- Goal of the exercise
Within the records, find every line that includes the word "printer" and copy it.

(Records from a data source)
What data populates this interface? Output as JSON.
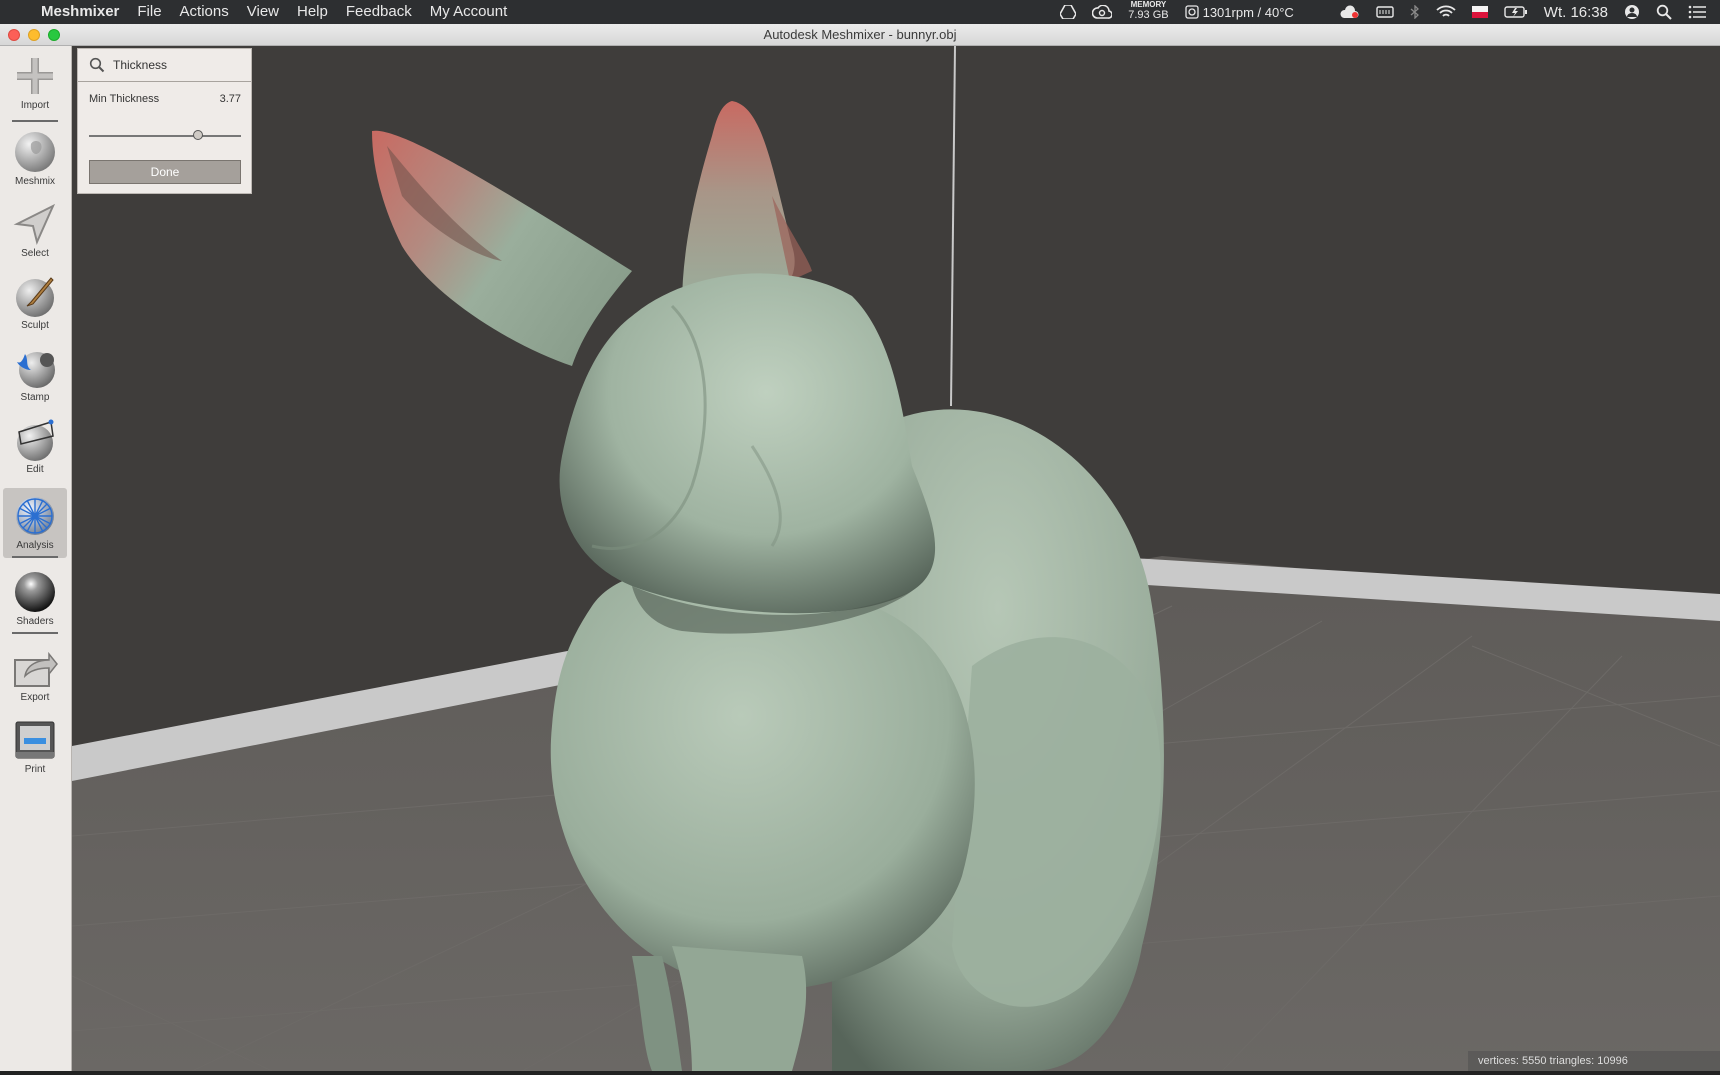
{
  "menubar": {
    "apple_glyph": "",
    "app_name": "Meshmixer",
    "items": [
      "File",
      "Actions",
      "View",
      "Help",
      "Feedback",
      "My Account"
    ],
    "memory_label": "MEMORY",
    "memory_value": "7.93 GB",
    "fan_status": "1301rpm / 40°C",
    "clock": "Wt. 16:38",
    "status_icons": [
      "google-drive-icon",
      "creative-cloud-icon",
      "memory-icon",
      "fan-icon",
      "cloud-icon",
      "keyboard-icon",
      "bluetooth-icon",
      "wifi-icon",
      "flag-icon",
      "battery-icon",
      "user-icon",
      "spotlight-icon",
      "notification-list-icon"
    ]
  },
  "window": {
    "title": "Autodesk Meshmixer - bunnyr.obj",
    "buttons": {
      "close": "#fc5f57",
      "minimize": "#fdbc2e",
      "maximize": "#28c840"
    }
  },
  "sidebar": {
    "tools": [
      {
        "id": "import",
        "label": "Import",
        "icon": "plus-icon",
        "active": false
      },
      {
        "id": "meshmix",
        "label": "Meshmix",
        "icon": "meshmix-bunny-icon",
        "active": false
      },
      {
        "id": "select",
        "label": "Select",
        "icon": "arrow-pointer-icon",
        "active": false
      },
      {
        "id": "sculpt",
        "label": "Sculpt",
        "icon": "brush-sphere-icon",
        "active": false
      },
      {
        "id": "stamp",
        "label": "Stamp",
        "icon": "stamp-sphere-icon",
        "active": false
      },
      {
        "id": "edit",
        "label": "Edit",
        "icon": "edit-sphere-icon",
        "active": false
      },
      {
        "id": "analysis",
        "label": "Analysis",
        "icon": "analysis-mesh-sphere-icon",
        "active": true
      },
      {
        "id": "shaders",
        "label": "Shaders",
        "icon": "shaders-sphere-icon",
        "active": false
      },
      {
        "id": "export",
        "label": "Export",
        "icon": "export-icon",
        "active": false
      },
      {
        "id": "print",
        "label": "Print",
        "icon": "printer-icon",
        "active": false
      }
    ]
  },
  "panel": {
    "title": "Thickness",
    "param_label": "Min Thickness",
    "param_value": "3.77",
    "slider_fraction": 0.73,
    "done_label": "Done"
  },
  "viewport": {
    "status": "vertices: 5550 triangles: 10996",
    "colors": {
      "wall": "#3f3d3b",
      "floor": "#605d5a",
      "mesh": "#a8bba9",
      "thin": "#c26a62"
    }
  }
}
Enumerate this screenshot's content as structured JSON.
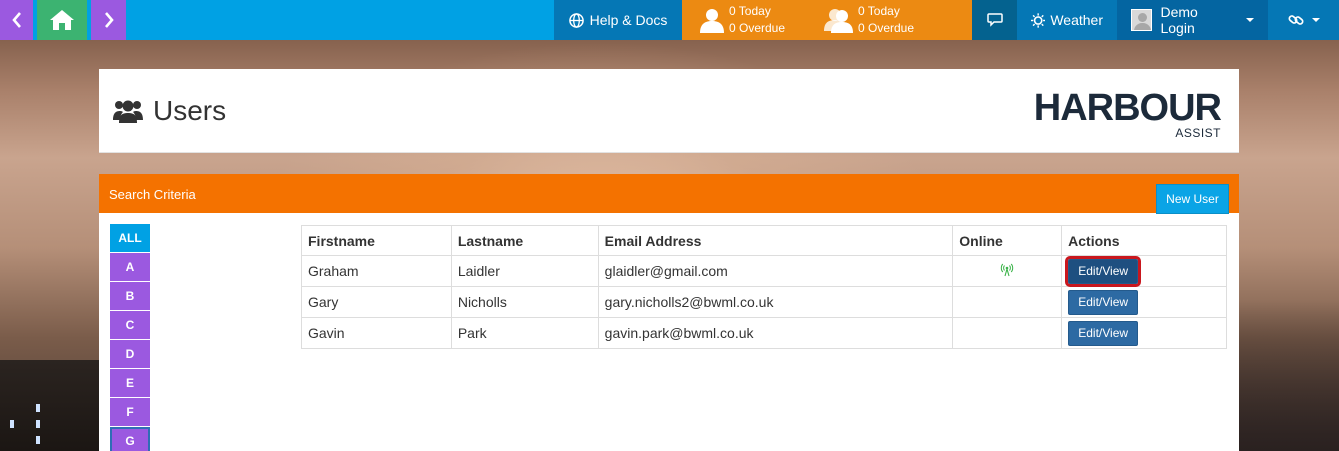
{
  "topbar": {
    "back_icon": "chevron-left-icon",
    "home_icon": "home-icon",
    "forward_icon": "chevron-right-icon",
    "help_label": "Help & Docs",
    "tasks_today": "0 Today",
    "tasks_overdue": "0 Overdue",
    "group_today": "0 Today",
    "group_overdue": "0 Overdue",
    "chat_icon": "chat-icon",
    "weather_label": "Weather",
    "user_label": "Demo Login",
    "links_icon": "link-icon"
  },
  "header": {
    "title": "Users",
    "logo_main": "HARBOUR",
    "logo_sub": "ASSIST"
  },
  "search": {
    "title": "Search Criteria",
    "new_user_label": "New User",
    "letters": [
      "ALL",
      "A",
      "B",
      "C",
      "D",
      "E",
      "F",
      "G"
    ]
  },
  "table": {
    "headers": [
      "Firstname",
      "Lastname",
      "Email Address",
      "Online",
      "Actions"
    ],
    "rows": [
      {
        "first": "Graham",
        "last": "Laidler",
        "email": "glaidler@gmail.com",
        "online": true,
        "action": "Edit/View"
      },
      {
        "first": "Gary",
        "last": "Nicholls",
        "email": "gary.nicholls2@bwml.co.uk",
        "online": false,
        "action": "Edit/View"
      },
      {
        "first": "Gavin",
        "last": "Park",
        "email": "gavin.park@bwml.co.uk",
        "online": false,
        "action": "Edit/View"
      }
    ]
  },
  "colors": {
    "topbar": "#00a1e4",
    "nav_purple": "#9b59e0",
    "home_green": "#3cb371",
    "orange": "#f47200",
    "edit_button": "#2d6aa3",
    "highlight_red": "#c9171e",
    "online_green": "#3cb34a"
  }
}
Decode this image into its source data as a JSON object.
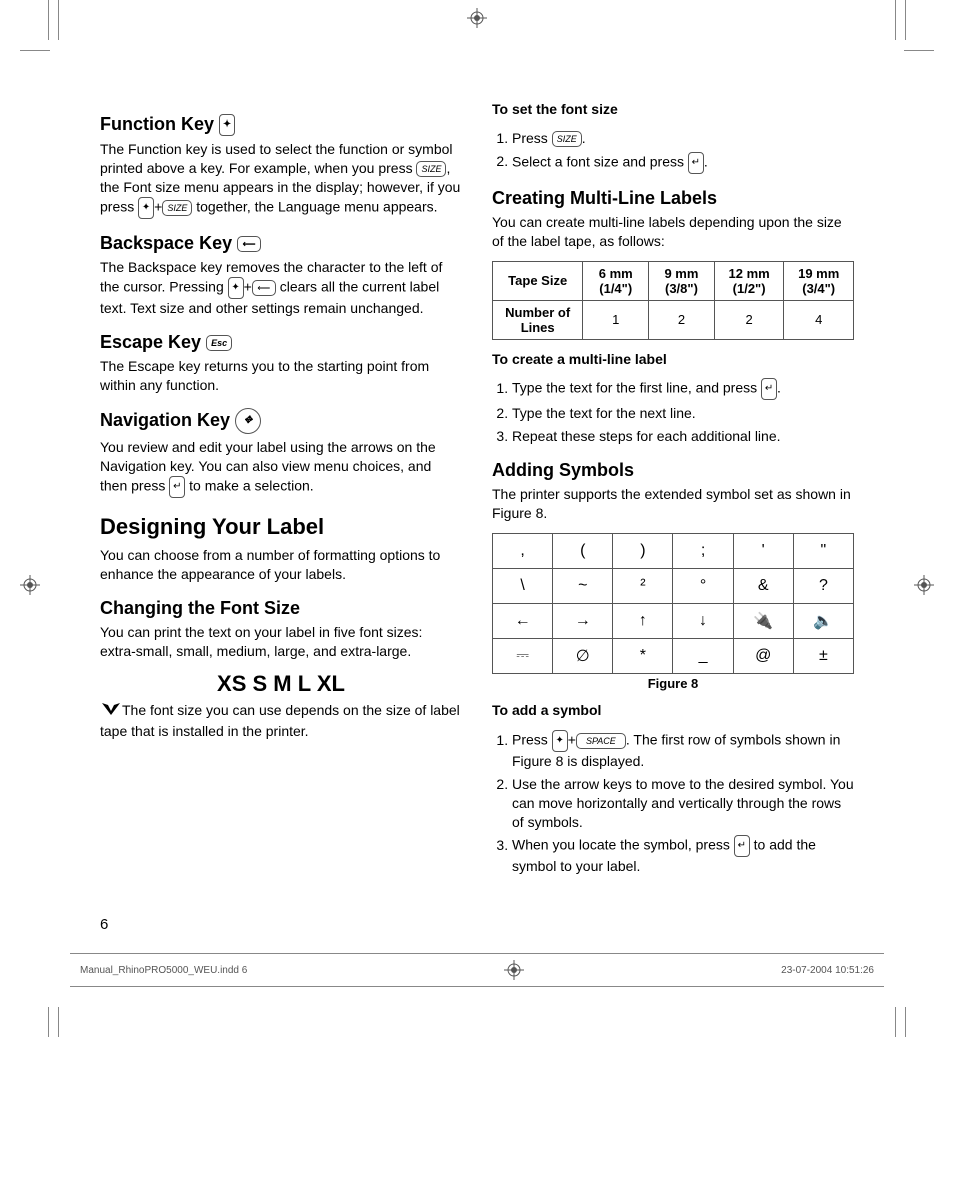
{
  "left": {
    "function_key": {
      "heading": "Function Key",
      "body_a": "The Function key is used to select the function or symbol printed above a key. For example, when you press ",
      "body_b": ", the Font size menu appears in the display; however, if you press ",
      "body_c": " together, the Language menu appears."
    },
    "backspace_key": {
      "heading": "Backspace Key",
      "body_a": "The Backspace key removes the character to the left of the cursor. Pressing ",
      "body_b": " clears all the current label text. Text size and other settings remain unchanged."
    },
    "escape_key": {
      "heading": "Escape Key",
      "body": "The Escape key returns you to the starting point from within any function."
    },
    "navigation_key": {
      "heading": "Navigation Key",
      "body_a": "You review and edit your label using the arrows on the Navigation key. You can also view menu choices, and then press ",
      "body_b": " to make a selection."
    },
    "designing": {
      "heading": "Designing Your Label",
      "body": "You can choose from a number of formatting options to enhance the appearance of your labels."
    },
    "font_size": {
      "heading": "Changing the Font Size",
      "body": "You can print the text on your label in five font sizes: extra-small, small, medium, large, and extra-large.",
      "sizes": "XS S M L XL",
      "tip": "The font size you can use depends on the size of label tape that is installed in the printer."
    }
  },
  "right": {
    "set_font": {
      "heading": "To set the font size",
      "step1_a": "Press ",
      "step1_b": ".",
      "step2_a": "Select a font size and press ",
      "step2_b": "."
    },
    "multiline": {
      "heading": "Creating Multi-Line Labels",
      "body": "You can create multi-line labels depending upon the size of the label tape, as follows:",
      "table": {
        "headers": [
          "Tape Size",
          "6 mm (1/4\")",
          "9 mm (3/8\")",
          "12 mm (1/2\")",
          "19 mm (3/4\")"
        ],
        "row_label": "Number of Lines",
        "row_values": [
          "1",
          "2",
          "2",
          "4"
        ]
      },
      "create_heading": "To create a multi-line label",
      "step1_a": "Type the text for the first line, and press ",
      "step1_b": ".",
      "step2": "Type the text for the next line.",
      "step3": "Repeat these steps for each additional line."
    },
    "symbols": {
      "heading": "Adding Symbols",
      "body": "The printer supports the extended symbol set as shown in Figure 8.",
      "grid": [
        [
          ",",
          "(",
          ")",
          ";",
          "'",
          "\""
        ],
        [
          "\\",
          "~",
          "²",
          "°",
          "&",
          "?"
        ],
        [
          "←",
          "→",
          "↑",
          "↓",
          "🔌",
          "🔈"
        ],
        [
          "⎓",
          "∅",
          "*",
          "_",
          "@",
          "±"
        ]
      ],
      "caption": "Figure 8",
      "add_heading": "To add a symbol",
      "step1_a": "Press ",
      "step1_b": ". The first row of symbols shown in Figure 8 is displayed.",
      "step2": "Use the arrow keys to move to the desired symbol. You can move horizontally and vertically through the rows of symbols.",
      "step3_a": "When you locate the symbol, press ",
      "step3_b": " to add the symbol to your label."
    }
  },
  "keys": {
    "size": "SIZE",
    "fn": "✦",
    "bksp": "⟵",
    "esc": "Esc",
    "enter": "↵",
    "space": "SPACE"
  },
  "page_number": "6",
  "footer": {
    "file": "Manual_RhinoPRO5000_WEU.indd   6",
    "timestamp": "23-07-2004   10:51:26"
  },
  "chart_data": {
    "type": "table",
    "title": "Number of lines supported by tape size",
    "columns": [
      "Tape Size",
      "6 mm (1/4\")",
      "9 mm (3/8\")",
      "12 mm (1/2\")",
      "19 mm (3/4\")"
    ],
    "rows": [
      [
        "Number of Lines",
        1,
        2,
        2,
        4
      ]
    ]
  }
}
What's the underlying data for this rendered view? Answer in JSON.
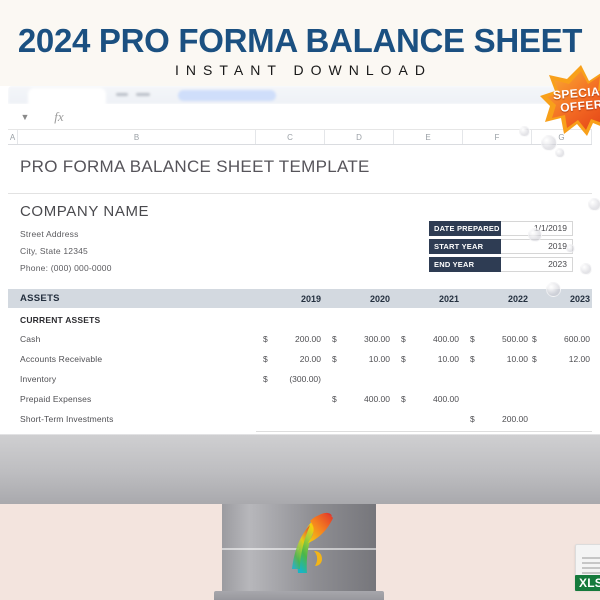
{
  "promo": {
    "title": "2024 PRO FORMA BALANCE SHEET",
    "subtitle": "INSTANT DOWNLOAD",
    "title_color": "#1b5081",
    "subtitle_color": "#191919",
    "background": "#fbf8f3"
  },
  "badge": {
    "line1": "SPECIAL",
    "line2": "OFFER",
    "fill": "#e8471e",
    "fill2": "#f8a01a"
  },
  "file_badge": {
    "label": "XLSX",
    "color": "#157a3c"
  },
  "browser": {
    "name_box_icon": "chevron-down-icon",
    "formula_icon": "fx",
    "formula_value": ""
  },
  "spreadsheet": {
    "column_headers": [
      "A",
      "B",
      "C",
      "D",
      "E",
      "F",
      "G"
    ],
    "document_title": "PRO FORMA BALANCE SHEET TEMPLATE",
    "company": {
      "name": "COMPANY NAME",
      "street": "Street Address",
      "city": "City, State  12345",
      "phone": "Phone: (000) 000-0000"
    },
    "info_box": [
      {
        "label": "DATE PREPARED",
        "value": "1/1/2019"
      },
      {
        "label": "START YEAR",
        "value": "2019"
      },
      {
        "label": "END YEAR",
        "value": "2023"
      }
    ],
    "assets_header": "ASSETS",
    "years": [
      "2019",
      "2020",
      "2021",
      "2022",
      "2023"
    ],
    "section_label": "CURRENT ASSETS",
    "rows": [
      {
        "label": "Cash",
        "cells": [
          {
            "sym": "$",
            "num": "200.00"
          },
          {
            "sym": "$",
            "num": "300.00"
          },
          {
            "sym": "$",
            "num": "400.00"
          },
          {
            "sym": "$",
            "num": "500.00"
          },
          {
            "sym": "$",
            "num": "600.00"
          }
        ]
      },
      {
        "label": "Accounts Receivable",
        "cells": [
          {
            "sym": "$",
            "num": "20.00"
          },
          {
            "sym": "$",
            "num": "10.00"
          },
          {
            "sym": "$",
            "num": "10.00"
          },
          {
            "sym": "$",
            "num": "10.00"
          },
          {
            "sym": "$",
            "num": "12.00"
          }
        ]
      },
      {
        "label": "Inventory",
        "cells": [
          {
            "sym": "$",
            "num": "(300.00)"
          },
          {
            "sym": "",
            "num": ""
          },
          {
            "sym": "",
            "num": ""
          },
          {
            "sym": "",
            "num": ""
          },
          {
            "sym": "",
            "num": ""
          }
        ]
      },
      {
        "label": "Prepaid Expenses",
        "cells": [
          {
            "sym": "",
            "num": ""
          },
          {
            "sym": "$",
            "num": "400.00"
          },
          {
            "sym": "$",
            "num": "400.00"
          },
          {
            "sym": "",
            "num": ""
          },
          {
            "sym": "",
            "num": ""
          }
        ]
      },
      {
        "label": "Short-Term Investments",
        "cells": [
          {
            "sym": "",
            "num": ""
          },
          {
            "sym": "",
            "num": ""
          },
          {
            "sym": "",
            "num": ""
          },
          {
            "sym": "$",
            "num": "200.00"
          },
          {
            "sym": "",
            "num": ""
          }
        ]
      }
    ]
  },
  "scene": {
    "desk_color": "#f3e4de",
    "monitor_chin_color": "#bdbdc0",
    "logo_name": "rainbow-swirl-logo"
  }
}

- Solution for this task
        "icon": "printer-icon",
      "tip": "The font size you can use depends on the size of label tape that is installed in the printer."
      "body": "The printer supports the extended symbol set as shown in Figure 8.",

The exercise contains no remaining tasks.